(Interface dataset entries)
--*--
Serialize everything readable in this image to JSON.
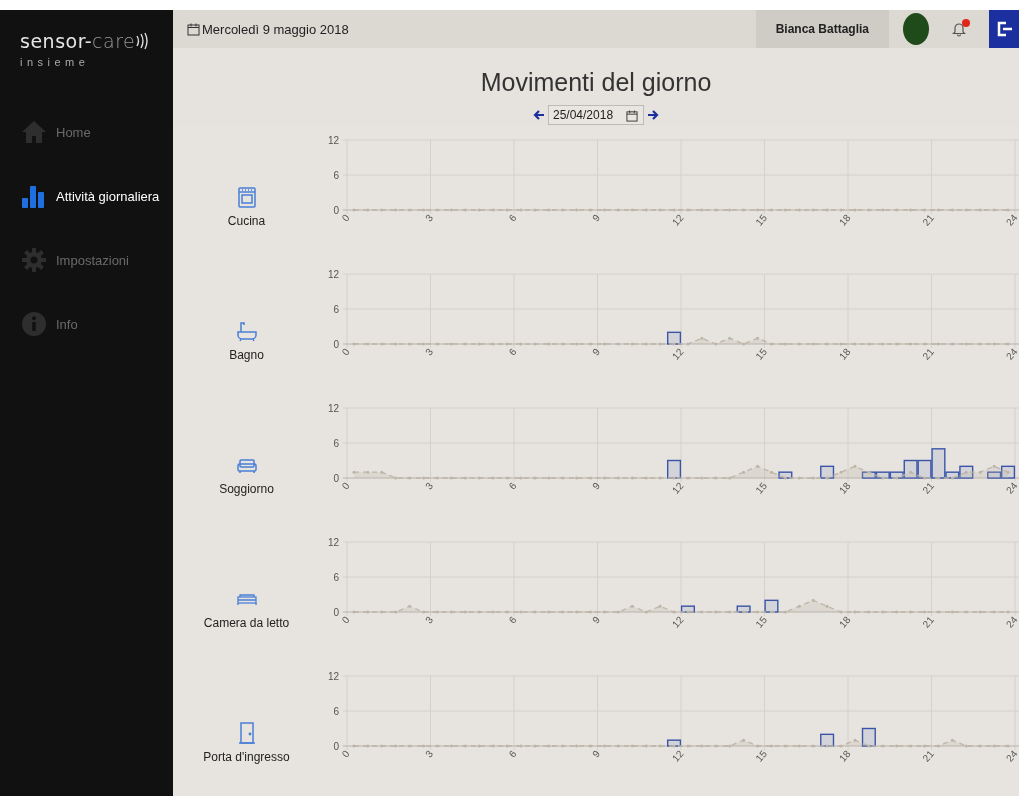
{
  "logo": {
    "word": "sensor-",
    "accent": "care",
    "tagline": "insieme"
  },
  "sidebar": {
    "items": [
      {
        "label": "Home",
        "kind": "home",
        "selected": false
      },
      {
        "label": "Attività giornaliera",
        "kind": "activity",
        "selected": true
      },
      {
        "label": "Impostazioni",
        "kind": "settings",
        "selected": false
      },
      {
        "label": "Info",
        "kind": "info",
        "selected": false
      }
    ]
  },
  "topbar": {
    "date": "Mercoledì 9 maggio 2018",
    "user": "Bianca Battaglia",
    "notifications_unread": true
  },
  "header": {
    "title": "Movimenti del giorno",
    "date_value": "25/04/2018"
  },
  "rooms": [
    {
      "name": "Cucina",
      "kind": "kitchen",
      "chart_data": {
        "type": "bar",
        "grid": true,
        "x": [
          0.25,
          0.75,
          1.25,
          1.75,
          2.25,
          2.75,
          3.25,
          3.75,
          4.25,
          4.75,
          5.25,
          5.75,
          6.25,
          6.75,
          7.25,
          7.75,
          8.25,
          8.75,
          9.25,
          9.75,
          10.25,
          10.75,
          11.25,
          11.75,
          12.25,
          12.75,
          13.25,
          13.75,
          14.25,
          14.75,
          15.25,
          15.75,
          16.25,
          16.75,
          17.25,
          17.75,
          18.25,
          18.75,
          19.25,
          19.75,
          20.25,
          20.75,
          21.25,
          21.75,
          22.25,
          22.75,
          23.25,
          23.75
        ],
        "xlim": [
          0,
          24
        ],
        "ylim": [
          0,
          12
        ],
        "xticks": [
          0,
          3,
          6,
          9,
          12,
          15,
          18,
          21,
          24
        ],
        "yticks": [
          0,
          6,
          12
        ],
        "series": [
          {
            "color": "#3a55a8",
            "values": [
              0,
              0,
              0,
              0,
              0,
              0,
              0,
              0,
              0,
              0,
              0,
              0,
              0,
              0,
              0,
              0,
              0,
              0,
              0,
              0,
              0,
              0,
              0,
              0,
              0,
              0,
              0,
              0,
              0,
              0,
              0,
              0,
              0,
              0,
              0,
              0,
              0,
              0,
              0,
              0,
              0,
              0,
              0,
              0,
              0,
              0,
              0,
              0
            ]
          },
          {
            "type": "line",
            "line_style": "dashed",
            "color": "#bdb5a8",
            "values": [
              0,
              0,
              0,
              0,
              0,
              0,
              0,
              0,
              0,
              0,
              0,
              0,
              0,
              0,
              0,
              0,
              0,
              0,
              0,
              0,
              0,
              0,
              0,
              0,
              0,
              0,
              0,
              0,
              0,
              0,
              0,
              0,
              0,
              0,
              0,
              0,
              0,
              0,
              0,
              0,
              0,
              0,
              0,
              0,
              0,
              0,
              0,
              0
            ]
          }
        ]
      }
    },
    {
      "name": "Bagno",
      "kind": "bathroom",
      "chart_data": {
        "type": "bar",
        "grid": true,
        "x": [
          0.25,
          0.75,
          1.25,
          1.75,
          2.25,
          2.75,
          3.25,
          3.75,
          4.25,
          4.75,
          5.25,
          5.75,
          6.25,
          6.75,
          7.25,
          7.75,
          8.25,
          8.75,
          9.25,
          9.75,
          10.25,
          10.75,
          11.25,
          11.75,
          12.25,
          12.75,
          13.25,
          13.75,
          14.25,
          14.75,
          15.25,
          15.75,
          16.25,
          16.75,
          17.25,
          17.75,
          18.25,
          18.75,
          19.25,
          19.75,
          20.25,
          20.75,
          21.25,
          21.75,
          22.25,
          22.75,
          23.25,
          23.75
        ],
        "xlim": [
          0,
          24
        ],
        "ylim": [
          0,
          12
        ],
        "xticks": [
          0,
          3,
          6,
          9,
          12,
          15,
          18,
          21,
          24
        ],
        "yticks": [
          0,
          6,
          12
        ],
        "series": [
          {
            "color": "#3a55a8",
            "values": [
              0,
              0,
              0,
              0,
              0,
              0,
              0,
              0,
              0,
              0,
              0,
              0,
              0,
              0,
              0,
              0,
              0,
              0,
              0,
              0,
              0,
              0,
              0,
              2,
              0,
              0,
              0,
              0,
              0,
              0,
              0,
              0,
              0,
              0,
              0,
              0,
              0,
              0,
              0,
              0,
              0,
              0,
              0,
              0,
              0,
              0,
              0,
              0
            ]
          },
          {
            "type": "line",
            "line_style": "dashed",
            "color": "#bdb5a8",
            "values": [
              0,
              0,
              0,
              0,
              0,
              0,
              0,
              0,
              0,
              0,
              0,
              0,
              0,
              0,
              0,
              0,
              0,
              0,
              0,
              0,
              0,
              0,
              0,
              0,
              0,
              1,
              0,
              1,
              0,
              1,
              0,
              0,
              0,
              0,
              0,
              0,
              0,
              0,
              0,
              0,
              0,
              0,
              0,
              0,
              0,
              0,
              0,
              0
            ]
          }
        ]
      }
    },
    {
      "name": "Soggiorno",
      "kind": "living",
      "chart_data": {
        "type": "bar",
        "grid": true,
        "x": [
          0.25,
          0.75,
          1.25,
          1.75,
          2.25,
          2.75,
          3.25,
          3.75,
          4.25,
          4.75,
          5.25,
          5.75,
          6.25,
          6.75,
          7.25,
          7.75,
          8.25,
          8.75,
          9.25,
          9.75,
          10.25,
          10.75,
          11.25,
          11.75,
          12.25,
          12.75,
          13.25,
          13.75,
          14.25,
          14.75,
          15.25,
          15.75,
          16.25,
          16.75,
          17.25,
          17.75,
          18.25,
          18.75,
          19.25,
          19.75,
          20.25,
          20.75,
          21.25,
          21.75,
          22.25,
          22.75,
          23.25,
          23.75
        ],
        "xlim": [
          0,
          24
        ],
        "ylim": [
          0,
          12
        ],
        "xticks": [
          0,
          3,
          6,
          9,
          12,
          15,
          18,
          21,
          24
        ],
        "yticks": [
          0,
          6,
          12
        ],
        "series": [
          {
            "color": "#3a55a8",
            "values": [
              0,
              0,
              0,
              0,
              0,
              0,
              0,
              0,
              0,
              0,
              0,
              0,
              0,
              0,
              0,
              0,
              0,
              0,
              0,
              0,
              0,
              0,
              0,
              3,
              0,
              0,
              0,
              0,
              0,
              0,
              0,
              1,
              0,
              0,
              2,
              0,
              0,
              1,
              1,
              1,
              3,
              3,
              5,
              1,
              2,
              0,
              1,
              2
            ]
          },
          {
            "type": "line",
            "line_style": "dashed",
            "color": "#bdb5a8",
            "values": [
              1,
              1,
              1,
              0,
              0,
              0,
              0,
              0,
              0,
              0,
              0,
              0,
              0,
              0,
              0,
              0,
              0,
              0,
              0,
              0,
              0,
              0,
              0,
              0,
              0,
              0,
              0,
              0,
              1,
              2,
              1,
              0,
              0,
              0,
              0,
              1,
              2,
              1,
              0,
              0,
              1,
              0,
              0,
              0,
              1,
              1,
              2,
              1
            ]
          }
        ]
      }
    },
    {
      "name": "Camera da letto",
      "kind": "bedroom",
      "chart_data": {
        "type": "bar",
        "grid": true,
        "x": [
          0.25,
          0.75,
          1.25,
          1.75,
          2.25,
          2.75,
          3.25,
          3.75,
          4.25,
          4.75,
          5.25,
          5.75,
          6.25,
          6.75,
          7.25,
          7.75,
          8.25,
          8.75,
          9.25,
          9.75,
          10.25,
          10.75,
          11.25,
          11.75,
          12.25,
          12.75,
          13.25,
          13.75,
          14.25,
          14.75,
          15.25,
          15.75,
          16.25,
          16.75,
          17.25,
          17.75,
          18.25,
          18.75,
          19.25,
          19.75,
          20.25,
          20.75,
          21.25,
          21.75,
          22.25,
          22.75,
          23.25,
          23.75
        ],
        "xlim": [
          0,
          24
        ],
        "ylim": [
          0,
          12
        ],
        "xticks": [
          0,
          3,
          6,
          9,
          12,
          15,
          18,
          21,
          24
        ],
        "yticks": [
          0,
          6,
          12
        ],
        "series": [
          {
            "color": "#3a55a8",
            "values": [
              0,
              0,
              0,
              0,
              0,
              0,
              0,
              0,
              0,
              0,
              0,
              0,
              0,
              0,
              0,
              0,
              0,
              0,
              0,
              0,
              0,
              0,
              0,
              0,
              1,
              0,
              0,
              0,
              1,
              0,
              2,
              0,
              0,
              0,
              0,
              0,
              0,
              0,
              0,
              0,
              0,
              0,
              0,
              0,
              0,
              0,
              0,
              0
            ]
          },
          {
            "type": "line",
            "line_style": "dashed",
            "color": "#bdb5a8",
            "values": [
              0,
              0,
              0,
              0,
              1,
              0,
              0,
              0,
              0,
              0,
              0,
              0,
              0,
              0,
              0,
              0,
              0,
              0,
              0,
              0,
              1,
              0,
              1,
              0,
              0,
              0,
              0,
              0,
              0,
              0,
              0,
              0,
              1,
              2,
              1,
              0,
              0,
              0,
              0,
              0,
              0,
              0,
              0,
              0,
              0,
              0,
              0,
              0
            ]
          }
        ]
      }
    },
    {
      "name": "Porta d'ingresso",
      "kind": "entrance",
      "chart_data": {
        "type": "bar",
        "grid": true,
        "x": [
          0.25,
          0.75,
          1.25,
          1.75,
          2.25,
          2.75,
          3.25,
          3.75,
          4.25,
          4.75,
          5.25,
          5.75,
          6.25,
          6.75,
          7.25,
          7.75,
          8.25,
          8.75,
          9.25,
          9.75,
          10.25,
          10.75,
          11.25,
          11.75,
          12.25,
          12.75,
          13.25,
          13.75,
          14.25,
          14.75,
          15.25,
          15.75,
          16.25,
          16.75,
          17.25,
          17.75,
          18.25,
          18.75,
          19.25,
          19.75,
          20.25,
          20.75,
          21.25,
          21.75,
          22.25,
          22.75,
          23.25,
          23.75
        ],
        "xlim": [
          0,
          24
        ],
        "ylim": [
          0,
          12
        ],
        "xticks": [
          0,
          3,
          6,
          9,
          12,
          15,
          18,
          21,
          24
        ],
        "yticks": [
          0,
          6,
          12
        ],
        "series": [
          {
            "color": "#3a55a8",
            "values": [
              0,
              0,
              0,
              0,
              0,
              0,
              0,
              0,
              0,
              0,
              0,
              0,
              0,
              0,
              0,
              0,
              0,
              0,
              0,
              0,
              0,
              0,
              0,
              1,
              0,
              0,
              0,
              0,
              0,
              0,
              0,
              0,
              0,
              0,
              2,
              0,
              0,
              3,
              0,
              0,
              0,
              0,
              0,
              0,
              0,
              0,
              0,
              0
            ]
          },
          {
            "type": "line",
            "line_style": "dashed",
            "color": "#bdb5a8",
            "values": [
              0,
              0,
              0,
              0,
              0,
              0,
              0,
              0,
              0,
              0,
              0,
              0,
              0,
              0,
              0,
              0,
              0,
              0,
              0,
              0,
              0,
              0,
              0,
              0,
              0,
              0,
              0,
              0,
              1,
              0,
              0,
              0,
              0,
              0,
              0,
              0,
              1,
              0,
              0,
              0,
              0,
              0,
              0,
              1,
              0,
              0,
              0,
              0
            ]
          }
        ]
      }
    }
  ]
}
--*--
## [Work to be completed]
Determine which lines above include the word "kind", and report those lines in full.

## [Finished task]
        "kind": "home",
        "kind": "activity",
        "kind": "settings",
        "kind": "info",
      "kind": "kitchen",
      "kind": "bathroom",
      "kind": "living",
      "kind": "bedroom",
      "kind": "entrance",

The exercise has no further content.